Whatever your political views and personal opinions on the values or strategies of the Occupy movement, it appears as though the action has made an impression on the public imagination, for better or for worse. It is 1:54 am, EST, and I am sitting at home in Florida, watching live streaming video of Occupy L.A. as the Los Angeles police department line up in the streets under the overhead chatter of helicopters. I have been watching the Occupy Movement grow from the seed of an idea sent from Adbusters magazine to my email inbox many months ago, and have been variably aghast and amazed at the tenacity of occupiers, around the world, to gather in committed action to voice their personal, political, economic and environmental concerns – and hula hoop.
Hang around long enough to snap a photo of any occupation and you’ll likely catch a hoop in motion. Occupiers have hoops and they are neither afraid nor ashamed to spin them in the streets, on the sidewalks, atop vehicles, in parks, around parks, and pretty much EVERYWHERE. As the weeks turn into months, and as fall lurches into winter, I have been wondering about the hoops and occupation connection. What is the function that hooping fulfills in this exceedingly strange ongoing global event?

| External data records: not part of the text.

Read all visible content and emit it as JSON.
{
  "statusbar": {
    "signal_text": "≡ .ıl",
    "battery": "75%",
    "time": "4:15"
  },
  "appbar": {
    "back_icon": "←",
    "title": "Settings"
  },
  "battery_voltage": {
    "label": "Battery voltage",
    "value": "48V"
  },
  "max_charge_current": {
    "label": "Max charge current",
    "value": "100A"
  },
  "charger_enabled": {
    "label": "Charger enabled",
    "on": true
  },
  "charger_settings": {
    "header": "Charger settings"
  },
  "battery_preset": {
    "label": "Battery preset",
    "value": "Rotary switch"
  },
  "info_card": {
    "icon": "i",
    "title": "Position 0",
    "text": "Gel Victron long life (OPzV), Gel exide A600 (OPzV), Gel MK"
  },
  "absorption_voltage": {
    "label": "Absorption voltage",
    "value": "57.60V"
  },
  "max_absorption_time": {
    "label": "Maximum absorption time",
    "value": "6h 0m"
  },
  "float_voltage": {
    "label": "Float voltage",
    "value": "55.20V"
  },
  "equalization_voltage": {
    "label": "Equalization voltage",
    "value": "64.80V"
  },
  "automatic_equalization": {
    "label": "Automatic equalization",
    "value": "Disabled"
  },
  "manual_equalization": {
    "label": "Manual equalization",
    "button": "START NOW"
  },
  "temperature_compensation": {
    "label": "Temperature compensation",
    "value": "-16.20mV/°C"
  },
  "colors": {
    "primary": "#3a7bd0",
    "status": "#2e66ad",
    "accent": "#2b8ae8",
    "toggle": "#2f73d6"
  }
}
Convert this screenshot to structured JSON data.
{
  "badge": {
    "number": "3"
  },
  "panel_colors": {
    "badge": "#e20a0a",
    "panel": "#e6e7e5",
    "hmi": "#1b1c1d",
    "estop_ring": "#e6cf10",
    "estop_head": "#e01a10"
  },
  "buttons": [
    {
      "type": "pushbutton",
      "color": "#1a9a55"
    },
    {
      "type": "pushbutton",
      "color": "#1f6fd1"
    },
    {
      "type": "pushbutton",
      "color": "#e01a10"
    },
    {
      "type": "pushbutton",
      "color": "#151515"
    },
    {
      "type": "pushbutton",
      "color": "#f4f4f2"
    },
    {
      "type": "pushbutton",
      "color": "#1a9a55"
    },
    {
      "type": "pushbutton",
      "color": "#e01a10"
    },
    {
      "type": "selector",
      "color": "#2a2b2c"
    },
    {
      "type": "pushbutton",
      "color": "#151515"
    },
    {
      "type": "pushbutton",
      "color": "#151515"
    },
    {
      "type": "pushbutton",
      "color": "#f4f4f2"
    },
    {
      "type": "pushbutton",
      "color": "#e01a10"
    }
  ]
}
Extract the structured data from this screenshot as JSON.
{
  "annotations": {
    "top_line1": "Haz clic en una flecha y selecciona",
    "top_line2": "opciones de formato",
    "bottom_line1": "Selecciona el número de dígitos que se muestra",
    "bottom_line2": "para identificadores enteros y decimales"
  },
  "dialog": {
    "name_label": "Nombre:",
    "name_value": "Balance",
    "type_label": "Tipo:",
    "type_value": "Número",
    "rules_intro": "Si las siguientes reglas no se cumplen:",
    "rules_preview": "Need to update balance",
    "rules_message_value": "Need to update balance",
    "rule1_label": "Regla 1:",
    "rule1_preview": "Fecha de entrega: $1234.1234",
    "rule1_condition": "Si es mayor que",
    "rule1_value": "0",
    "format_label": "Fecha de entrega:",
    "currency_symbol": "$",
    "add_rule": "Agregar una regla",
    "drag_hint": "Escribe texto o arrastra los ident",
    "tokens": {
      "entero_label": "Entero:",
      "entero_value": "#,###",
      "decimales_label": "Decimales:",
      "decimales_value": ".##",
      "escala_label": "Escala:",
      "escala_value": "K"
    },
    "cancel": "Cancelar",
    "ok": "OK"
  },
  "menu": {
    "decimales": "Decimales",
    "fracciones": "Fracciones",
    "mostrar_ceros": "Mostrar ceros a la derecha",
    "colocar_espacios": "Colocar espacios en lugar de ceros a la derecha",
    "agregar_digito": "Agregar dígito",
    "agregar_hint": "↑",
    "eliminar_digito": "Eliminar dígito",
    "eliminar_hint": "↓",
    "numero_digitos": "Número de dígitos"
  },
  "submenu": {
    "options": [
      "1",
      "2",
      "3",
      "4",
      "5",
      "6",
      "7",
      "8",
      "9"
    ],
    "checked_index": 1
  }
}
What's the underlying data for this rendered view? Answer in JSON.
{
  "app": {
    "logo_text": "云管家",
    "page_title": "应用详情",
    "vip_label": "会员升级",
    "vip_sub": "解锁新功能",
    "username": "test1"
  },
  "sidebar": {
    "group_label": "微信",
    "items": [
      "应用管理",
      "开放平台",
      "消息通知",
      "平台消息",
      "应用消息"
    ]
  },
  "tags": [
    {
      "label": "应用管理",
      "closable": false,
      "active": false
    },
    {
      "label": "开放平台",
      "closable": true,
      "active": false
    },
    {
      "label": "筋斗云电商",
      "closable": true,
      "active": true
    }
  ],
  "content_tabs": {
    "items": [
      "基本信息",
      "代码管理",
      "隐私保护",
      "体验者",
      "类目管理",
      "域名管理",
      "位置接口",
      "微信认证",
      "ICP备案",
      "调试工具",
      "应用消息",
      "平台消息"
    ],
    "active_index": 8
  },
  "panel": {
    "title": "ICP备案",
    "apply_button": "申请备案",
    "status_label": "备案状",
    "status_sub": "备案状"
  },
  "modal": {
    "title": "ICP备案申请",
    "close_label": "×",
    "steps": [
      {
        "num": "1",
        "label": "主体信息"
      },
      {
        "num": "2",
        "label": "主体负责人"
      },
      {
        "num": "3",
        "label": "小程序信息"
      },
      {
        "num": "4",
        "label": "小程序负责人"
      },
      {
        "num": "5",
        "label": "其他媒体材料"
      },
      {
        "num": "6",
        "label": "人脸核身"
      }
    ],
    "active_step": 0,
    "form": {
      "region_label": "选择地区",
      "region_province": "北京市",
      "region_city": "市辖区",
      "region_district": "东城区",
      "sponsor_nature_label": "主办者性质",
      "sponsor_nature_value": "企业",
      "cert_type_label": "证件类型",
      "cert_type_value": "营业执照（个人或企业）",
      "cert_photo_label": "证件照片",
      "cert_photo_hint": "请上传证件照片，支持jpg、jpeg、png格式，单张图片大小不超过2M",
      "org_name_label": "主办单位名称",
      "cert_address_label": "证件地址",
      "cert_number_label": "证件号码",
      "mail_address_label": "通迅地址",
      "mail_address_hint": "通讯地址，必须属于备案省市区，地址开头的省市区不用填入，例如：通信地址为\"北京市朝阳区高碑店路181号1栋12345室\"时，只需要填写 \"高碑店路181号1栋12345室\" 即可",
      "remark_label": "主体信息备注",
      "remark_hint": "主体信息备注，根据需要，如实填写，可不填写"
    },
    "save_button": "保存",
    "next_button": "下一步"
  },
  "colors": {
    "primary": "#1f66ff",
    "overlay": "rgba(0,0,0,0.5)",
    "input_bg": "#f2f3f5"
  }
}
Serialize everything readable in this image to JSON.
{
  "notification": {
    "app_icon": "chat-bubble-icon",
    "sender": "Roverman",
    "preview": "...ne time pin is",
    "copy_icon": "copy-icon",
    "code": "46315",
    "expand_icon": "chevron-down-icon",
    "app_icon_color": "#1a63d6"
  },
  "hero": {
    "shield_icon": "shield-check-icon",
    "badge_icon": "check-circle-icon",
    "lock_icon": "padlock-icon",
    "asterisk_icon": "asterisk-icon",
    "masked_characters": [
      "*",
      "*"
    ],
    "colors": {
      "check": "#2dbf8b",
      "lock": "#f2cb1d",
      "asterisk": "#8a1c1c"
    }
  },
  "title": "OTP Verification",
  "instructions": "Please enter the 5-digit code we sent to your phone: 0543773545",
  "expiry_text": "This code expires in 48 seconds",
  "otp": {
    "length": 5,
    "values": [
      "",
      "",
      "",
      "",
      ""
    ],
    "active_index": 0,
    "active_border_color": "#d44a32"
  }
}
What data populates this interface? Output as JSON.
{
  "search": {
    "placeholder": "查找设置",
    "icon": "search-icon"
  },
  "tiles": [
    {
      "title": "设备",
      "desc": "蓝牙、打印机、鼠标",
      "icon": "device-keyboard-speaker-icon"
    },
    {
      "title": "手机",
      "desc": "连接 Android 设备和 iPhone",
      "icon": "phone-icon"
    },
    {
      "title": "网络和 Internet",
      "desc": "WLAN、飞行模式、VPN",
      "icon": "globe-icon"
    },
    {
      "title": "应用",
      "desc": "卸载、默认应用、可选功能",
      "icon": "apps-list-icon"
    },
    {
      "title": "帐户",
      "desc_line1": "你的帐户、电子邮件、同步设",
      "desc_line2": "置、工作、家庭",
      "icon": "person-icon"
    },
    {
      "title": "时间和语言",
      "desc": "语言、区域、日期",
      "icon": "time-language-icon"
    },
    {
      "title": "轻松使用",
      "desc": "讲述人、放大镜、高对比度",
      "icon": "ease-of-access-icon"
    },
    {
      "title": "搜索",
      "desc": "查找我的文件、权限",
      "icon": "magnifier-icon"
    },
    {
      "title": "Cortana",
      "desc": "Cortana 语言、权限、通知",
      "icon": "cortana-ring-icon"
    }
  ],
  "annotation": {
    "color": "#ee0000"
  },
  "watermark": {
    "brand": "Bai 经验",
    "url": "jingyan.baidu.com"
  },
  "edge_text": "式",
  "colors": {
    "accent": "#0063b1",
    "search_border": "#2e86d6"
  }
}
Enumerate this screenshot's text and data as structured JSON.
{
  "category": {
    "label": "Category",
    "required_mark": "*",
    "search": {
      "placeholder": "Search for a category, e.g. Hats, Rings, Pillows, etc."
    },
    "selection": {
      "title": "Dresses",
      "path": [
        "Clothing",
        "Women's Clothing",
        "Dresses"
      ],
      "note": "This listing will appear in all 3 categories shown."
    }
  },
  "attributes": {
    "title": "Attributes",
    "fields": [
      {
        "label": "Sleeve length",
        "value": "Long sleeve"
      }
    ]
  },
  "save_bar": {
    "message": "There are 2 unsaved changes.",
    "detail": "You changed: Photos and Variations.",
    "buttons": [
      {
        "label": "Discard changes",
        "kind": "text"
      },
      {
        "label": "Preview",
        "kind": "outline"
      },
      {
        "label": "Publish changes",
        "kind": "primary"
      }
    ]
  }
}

First, let me slap my own head. There are hoops-a-plenty these days and in ANY arena where a large group of young people gathers, publicly or privately, amidst drumming, chanting, singing and dancing, we are bound to see a hoop or two. Or twelve. Be it a music festival, a house party or, perhaps, a large-scale public protest styled as an urban encampment. Having said that, what relationship exists between personal expression in hoop dance and the spectacle, power or experience of protest? What passion for transformation, personal or political, is driving people to Occupy The Hoop?